The problem
From the entries that follow, copy every line with the word "true".

Material supplied
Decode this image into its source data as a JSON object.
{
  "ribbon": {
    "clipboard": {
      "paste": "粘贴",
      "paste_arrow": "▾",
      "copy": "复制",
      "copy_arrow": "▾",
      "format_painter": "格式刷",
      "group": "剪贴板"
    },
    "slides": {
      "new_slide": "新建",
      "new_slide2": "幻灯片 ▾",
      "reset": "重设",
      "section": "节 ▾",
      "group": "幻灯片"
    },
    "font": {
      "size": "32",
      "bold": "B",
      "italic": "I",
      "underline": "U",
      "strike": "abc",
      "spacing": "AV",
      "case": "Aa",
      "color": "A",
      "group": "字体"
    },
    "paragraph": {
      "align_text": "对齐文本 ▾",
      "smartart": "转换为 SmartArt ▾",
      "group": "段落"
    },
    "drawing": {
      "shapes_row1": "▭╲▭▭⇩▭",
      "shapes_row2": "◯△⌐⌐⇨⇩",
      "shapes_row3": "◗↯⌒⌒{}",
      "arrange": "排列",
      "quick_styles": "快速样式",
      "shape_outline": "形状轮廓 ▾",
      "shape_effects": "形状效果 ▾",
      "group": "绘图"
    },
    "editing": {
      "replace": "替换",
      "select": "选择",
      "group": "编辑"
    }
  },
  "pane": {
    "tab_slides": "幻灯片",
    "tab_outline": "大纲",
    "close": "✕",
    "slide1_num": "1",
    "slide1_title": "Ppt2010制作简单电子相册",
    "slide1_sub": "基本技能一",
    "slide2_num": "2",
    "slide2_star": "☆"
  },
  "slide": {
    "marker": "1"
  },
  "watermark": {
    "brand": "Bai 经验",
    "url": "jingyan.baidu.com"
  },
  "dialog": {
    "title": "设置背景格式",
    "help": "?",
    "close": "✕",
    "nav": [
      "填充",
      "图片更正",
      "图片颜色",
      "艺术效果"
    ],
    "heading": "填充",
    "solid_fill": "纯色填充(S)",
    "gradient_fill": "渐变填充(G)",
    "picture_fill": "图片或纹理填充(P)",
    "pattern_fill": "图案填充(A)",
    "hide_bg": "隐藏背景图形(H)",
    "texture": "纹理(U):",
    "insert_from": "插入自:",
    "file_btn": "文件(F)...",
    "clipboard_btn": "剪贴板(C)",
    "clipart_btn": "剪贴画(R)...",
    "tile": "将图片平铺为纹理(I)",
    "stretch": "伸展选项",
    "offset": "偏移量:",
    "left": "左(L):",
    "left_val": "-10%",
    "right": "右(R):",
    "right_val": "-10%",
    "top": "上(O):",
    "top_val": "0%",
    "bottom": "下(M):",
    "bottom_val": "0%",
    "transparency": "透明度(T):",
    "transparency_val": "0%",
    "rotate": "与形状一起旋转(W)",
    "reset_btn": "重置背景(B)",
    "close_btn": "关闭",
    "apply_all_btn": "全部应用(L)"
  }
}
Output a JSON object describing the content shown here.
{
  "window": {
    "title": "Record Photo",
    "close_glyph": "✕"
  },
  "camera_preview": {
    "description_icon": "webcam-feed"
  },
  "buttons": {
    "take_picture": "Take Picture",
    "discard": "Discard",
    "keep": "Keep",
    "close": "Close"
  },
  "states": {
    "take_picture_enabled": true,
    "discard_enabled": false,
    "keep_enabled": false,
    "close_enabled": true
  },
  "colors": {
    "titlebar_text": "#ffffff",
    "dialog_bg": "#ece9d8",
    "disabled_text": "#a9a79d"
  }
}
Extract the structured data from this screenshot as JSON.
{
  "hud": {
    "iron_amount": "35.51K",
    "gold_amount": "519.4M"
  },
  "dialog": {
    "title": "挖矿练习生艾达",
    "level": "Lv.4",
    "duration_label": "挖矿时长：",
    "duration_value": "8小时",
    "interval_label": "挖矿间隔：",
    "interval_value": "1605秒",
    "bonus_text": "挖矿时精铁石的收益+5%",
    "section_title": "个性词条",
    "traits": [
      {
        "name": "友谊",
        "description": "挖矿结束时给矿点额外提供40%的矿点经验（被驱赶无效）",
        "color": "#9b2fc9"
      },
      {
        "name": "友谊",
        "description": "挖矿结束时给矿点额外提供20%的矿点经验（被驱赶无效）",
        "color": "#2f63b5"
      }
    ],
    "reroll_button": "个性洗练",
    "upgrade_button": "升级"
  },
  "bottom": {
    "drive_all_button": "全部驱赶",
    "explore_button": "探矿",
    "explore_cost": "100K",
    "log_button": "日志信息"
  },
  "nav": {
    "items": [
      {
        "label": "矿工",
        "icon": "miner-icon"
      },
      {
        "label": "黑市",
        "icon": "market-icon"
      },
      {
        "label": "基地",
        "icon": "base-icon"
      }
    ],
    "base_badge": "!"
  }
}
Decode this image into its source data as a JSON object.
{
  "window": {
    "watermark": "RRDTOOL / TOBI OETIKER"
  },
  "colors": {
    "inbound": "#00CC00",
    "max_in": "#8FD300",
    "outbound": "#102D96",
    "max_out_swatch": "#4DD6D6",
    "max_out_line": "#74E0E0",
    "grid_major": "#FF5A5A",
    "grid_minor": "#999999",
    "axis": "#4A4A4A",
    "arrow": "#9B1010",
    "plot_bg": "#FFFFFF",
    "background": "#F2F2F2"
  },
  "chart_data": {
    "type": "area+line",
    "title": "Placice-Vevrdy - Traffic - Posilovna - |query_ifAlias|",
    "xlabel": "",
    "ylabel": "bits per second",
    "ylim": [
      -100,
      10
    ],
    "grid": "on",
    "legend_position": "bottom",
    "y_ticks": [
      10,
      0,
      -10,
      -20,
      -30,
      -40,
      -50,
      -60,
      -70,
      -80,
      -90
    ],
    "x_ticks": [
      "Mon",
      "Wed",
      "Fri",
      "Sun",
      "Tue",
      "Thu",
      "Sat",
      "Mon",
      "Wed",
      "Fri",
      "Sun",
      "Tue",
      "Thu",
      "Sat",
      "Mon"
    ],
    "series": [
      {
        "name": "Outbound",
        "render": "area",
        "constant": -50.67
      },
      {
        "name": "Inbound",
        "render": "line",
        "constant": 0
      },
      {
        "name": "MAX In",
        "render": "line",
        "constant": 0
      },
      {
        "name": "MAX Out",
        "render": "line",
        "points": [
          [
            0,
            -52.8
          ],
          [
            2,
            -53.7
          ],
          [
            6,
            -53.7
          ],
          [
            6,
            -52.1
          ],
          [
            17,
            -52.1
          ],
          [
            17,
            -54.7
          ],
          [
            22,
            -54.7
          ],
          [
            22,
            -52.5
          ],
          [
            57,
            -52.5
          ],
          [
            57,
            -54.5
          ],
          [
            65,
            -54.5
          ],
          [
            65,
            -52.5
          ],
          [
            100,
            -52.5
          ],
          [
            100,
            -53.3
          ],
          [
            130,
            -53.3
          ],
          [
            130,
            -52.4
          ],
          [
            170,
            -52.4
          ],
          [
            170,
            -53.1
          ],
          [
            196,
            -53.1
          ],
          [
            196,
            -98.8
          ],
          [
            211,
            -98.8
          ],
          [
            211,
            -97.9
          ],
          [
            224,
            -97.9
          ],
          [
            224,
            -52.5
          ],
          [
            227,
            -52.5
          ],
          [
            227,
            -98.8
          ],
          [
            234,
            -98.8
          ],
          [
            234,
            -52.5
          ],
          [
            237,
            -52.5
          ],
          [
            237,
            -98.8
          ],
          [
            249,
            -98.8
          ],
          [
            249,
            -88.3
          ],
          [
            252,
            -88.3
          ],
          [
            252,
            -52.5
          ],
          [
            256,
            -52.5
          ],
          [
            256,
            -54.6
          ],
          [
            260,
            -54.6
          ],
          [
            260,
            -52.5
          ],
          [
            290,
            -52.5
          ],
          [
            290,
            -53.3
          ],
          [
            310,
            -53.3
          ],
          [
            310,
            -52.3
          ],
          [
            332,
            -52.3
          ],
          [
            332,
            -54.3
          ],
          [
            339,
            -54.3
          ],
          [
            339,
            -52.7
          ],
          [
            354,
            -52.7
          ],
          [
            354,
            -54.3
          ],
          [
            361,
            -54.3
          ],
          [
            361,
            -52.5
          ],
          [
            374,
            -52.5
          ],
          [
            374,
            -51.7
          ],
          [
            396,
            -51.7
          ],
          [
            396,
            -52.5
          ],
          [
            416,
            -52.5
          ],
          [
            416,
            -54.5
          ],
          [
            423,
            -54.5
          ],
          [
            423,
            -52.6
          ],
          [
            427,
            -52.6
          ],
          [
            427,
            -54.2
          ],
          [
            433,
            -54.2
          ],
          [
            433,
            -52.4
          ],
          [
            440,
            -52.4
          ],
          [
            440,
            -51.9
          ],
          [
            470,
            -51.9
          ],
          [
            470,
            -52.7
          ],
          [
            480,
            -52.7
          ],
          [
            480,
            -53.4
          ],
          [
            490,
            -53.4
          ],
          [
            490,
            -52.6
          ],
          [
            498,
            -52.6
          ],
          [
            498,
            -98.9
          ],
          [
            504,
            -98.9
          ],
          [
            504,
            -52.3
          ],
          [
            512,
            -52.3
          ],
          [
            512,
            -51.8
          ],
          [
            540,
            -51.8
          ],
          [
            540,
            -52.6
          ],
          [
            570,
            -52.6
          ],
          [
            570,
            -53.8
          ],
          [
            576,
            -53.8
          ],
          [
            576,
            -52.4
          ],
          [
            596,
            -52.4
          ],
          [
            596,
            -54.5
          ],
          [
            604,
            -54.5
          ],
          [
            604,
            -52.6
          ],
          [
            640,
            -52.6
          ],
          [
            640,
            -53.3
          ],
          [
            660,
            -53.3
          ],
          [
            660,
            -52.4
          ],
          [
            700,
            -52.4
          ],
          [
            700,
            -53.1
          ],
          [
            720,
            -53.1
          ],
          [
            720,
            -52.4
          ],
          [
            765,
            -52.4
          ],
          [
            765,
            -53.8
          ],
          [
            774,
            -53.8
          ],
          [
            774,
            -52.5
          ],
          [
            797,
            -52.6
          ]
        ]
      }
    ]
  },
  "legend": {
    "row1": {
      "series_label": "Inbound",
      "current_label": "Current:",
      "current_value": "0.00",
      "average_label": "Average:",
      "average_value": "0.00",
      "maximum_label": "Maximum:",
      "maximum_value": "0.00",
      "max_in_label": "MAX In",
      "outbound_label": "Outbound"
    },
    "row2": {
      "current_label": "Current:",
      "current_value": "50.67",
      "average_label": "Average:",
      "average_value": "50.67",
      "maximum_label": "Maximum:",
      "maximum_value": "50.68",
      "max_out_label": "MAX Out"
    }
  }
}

Response box
    "take_picture_enabled": true,
    "close_enabled": true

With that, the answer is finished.